“It's that bad and worse,” Grace said firmly. “Even if they catch him, you're going to live with the quiet fear that he might escape one day. As long as you know he can find you, then you're never going to be completely at peace. And if you love this city so much that you'll put Angel in jeopardy ... then who have you been listening to all these years, girl? Because it hasn't been me."
The decision had already been made that Grace would move in with Celestina and then-following the wedding-with Celestina and Wally.

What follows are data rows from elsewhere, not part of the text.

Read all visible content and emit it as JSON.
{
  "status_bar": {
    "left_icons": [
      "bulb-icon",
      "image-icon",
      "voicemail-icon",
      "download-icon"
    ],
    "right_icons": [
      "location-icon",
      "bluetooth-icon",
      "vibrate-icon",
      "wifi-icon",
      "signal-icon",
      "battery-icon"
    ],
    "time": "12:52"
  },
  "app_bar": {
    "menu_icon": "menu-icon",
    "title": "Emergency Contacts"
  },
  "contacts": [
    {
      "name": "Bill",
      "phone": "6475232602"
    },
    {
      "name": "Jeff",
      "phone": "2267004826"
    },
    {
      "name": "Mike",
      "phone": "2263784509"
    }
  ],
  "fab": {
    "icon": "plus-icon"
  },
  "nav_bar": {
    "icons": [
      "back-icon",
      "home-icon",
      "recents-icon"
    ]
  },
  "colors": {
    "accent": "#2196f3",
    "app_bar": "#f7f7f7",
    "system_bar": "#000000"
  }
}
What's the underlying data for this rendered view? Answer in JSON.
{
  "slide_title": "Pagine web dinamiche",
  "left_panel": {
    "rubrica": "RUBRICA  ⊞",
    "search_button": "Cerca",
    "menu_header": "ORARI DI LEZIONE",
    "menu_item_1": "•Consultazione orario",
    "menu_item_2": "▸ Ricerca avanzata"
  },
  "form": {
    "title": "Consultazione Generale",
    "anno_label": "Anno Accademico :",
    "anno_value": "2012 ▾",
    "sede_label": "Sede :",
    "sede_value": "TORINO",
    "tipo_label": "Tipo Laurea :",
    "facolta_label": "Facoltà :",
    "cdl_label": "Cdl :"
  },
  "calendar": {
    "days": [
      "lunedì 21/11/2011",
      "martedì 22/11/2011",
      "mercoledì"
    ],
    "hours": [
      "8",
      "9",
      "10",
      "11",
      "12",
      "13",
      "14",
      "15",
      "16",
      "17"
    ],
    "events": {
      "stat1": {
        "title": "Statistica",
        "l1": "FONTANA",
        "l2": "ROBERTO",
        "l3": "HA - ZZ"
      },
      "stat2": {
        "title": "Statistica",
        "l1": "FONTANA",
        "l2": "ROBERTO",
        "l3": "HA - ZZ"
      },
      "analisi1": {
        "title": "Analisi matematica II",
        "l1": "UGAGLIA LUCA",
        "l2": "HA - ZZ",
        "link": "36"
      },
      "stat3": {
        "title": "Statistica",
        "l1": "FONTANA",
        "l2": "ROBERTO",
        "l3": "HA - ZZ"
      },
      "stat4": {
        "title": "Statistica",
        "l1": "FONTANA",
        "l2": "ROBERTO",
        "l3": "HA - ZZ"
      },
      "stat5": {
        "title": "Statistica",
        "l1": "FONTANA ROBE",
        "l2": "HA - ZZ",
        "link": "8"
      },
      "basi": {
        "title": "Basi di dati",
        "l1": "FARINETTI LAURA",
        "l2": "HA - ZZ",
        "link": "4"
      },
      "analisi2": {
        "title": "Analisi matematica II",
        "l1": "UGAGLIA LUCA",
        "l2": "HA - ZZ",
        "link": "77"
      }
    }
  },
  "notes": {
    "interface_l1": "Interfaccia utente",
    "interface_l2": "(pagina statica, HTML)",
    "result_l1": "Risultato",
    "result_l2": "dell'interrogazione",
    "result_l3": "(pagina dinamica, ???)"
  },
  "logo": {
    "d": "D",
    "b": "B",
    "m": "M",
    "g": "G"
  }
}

In Spruce Hills, she had dear friends whom she would miss, but there was nothing else in Oregon to draw her back, other than the narrow plot beside Harrison, where she expected eventually to be buried. The parsonage fire had destroyed all her personal effects and every family treasure from Celestina's grade-school spelling-bee medals to the last precious photograph. She wanted only to be close to her one remaining daughter and her granddaughter, to be part of the new life that they would build with Wally Lipscomb.
Taking her mother's advice to heart, Celestina sighed. “All right. Let's just pray they catch him. But if they don't ... two weeks, and then the rest of the plan, the way you said, Tom. Except that I can't tolerate two weeks-in a hotel, cooped up, afraid to go into the streets, no sun, no fresh air."
“Come with me,” Paul Damascus said at once. “To Bright Beach. It is far away from San Francisco, and he'd never think of looking for you there. Why would he? You've no connection to the place. I've got a house with enough room. You're welcome. And you wouldn't be among strangers."
Celestina hardly knew Paul, and although he'd saved her mother's life, his offer raised a look of doubt from her.
No hesitation preceded Grace's response. “That's very generous of you, Paul. And I, for one, accept. Is this the house where you lived with your Perri?"
“It is,” he confirmed.
Tom had no idea who Perri might be, but something in the way Grace asked the question and the way she regarded Paul suggested that she knew something about Perri that had won her deep respect and admiration.
“All right,” Celestina conceded, and looked relieved. “Thank you, Paul. You're not only an exceptionally brave man but a gracious one, as well."
Paul's Mediterranean complexion didn't make a blush easy to detect, but Tom thought his face brightened until it was a shade or two closer to the color of his rust-red hair. His eyes, usually so direct, evaded Celestina.
“I'm no hero,” Paul insisted. “I just got your mom out of there in the process of saving myself."
“Some process,” Grace said, gently scornful of his modesty.
Angel, busy with a cookie through most of this, licked crumbs from her lips and asked Paul, “Do you have a puppy?"
“No puppy, I'm afraid."
“Do you have a goat?"
“Would your decision to visit me be affected if I did?"
“Depends,” said Angel.
“Does the goat live in the house or outside?"
“Actually, I don't have a goat."
“Good. Do you have cheese?"